Familial caregivers are the unsung heroes of the COVID-19 pandemic.According to AARP and the National Alliance on Caregiving (2020), one in five adults are currently providing unpaid care to an adult. Because of the risks associated with nursing home care, many are electing to keep their person home, perhaps longer than planned and despite the accumulation of new needs and new stress. The Rosalyn Carter Institute for Caregiving (2020) recently surveyed 400 caregivers in the US currently supporting a family member or friend and learned that over 80% are experiencing an increase in stress, a decrease in available respite (or relief) services, financial/resource insecurity, and an increase in isolation. While social workers in the fields of aging and health have consistently advocated for more attention, services, and policy change on behalf of family caregivers, the COVID-19 pandemic has further punctuated this critical need.
November is National Family Caregivers Month, first signed by President Clinton in 1997. This year’s theme, appropriately so, is Caregiving in Crisis. Please review the following resources and tips from organizations that focus on supporting caregivers across the country so you can take action today on behalf of family caregivers everywhere by building your awareness and enhancing your practice.
1. Recognize that caregiving duties can be broad.
Some duties can include direct care where an individual needs support with basic needs like hygiene. Other duties could be broader, like help with bills.
2. Realize how, regardless of what they are doing, family caregivers are doing more than we know.
Remember, family caregivers are taking on needs in addition to their own, and likely their own direct family members’, needs. Family caregivers are often balancing their person’s needs, their jobs, children, and other tasks that can lead them to feel overwhelmed.
3. Understand that family caregivers experience numerous changes.
Changes in their daily activities, changes in their roles with family members, and changes in their relationships with others can all stem from the caregiver role. A common shift for family caregivers supporting an older family member is the way roles can reverse. For example, an adult child caring for their parent now may identify more like the parent in the relationship and, as a result, may mourn the loss of this child role in addition to the independence of the person.
4. Family caregivers benefit from validation.
Caregiving can be challenging and sad, yet it can also be inspiring and joyful.

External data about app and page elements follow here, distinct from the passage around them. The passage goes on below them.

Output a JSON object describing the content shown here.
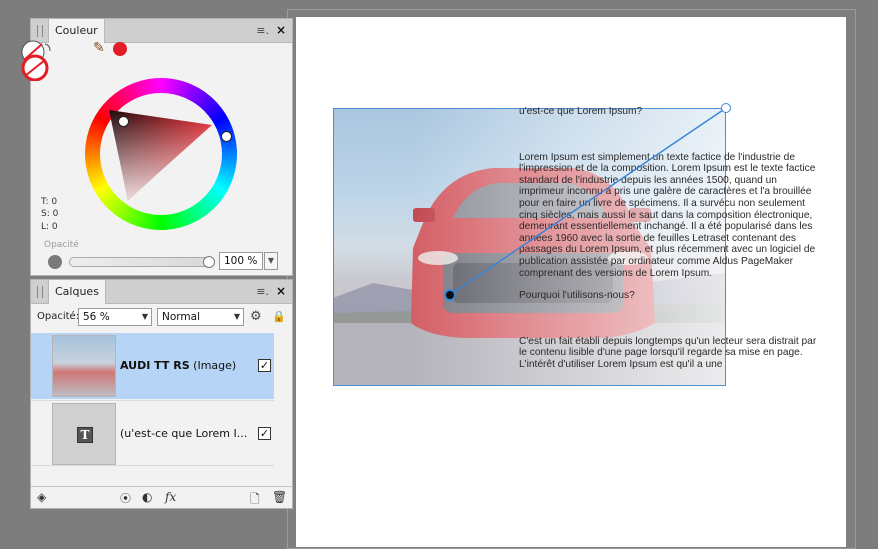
{
  "color_panel": {
    "tab": "Couleur",
    "menu_icon": "≡.",
    "close": "×",
    "hsl": {
      "t": "T: 0",
      "s": "S: 0",
      "l": "L: 0"
    },
    "opacity_label": "Opacité",
    "opacity_value": "100 %",
    "current_color": "#e31d25"
  },
  "layers_panel": {
    "tab": "Calques",
    "menu_icon": "≡.",
    "close": "×",
    "opacity_label": "Opacité:",
    "opacity_value": "56 %",
    "blend_mode": "Normal",
    "layers": [
      {
        "name": "AUDI TT RS",
        "type": "(Image)",
        "checked": "✓"
      },
      {
        "name": "(u'est-ce que Lorem I...",
        "type": "",
        "checked": "✓"
      }
    ],
    "bottom_icons": [
      "layers-icon",
      "mask-icon",
      "adjustment-icon",
      "fx-icon",
      "new-layer-icon",
      "trash-icon"
    ],
    "fx_label": "fx"
  },
  "document": {
    "text_title": "u'est-ce que Lorem Ipsum?",
    "text_body1": "Lorem Ipsum est simplement un texte factice de l'industrie de l'impression et de la composition. Lorem Ipsum est le texte factice standard de l'industrie depuis les années 1500, quand un imprimeur inconnu a pris une galère de caractères et l'a brouillée pour en faire un livre de spécimens. Il a survécu non seulement cinq siècles, mais aussi le saut dans la composition électronique, demeurant essentiellement inchangé. Il a été popularisé dans les années 1960 avec la sortie de feuilles Letraset contenant des passages du Lorem Ipsum, et plus récemment avec un logiciel de publication assistée par ordinateur comme Aldus PageMaker comprenant des versions de Lorem Ipsum.",
    "text_question": "Pourquoi l'utilisons-nous?",
    "text_body2": "C'est un fait établi depuis longtemps qu'un lecteur sera distrait par le contenu lisible d'une page lorsqu'il regarde sa mise en page. L'intérêt d'utiliser Lorem Ipsum est qu'il a une"
  }
}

Sometimes all of these experiences can happen in one day for a family caregiver, depending on the situation. Validate caregivers no matter how they are feeling so they can continue performing vital work for their person.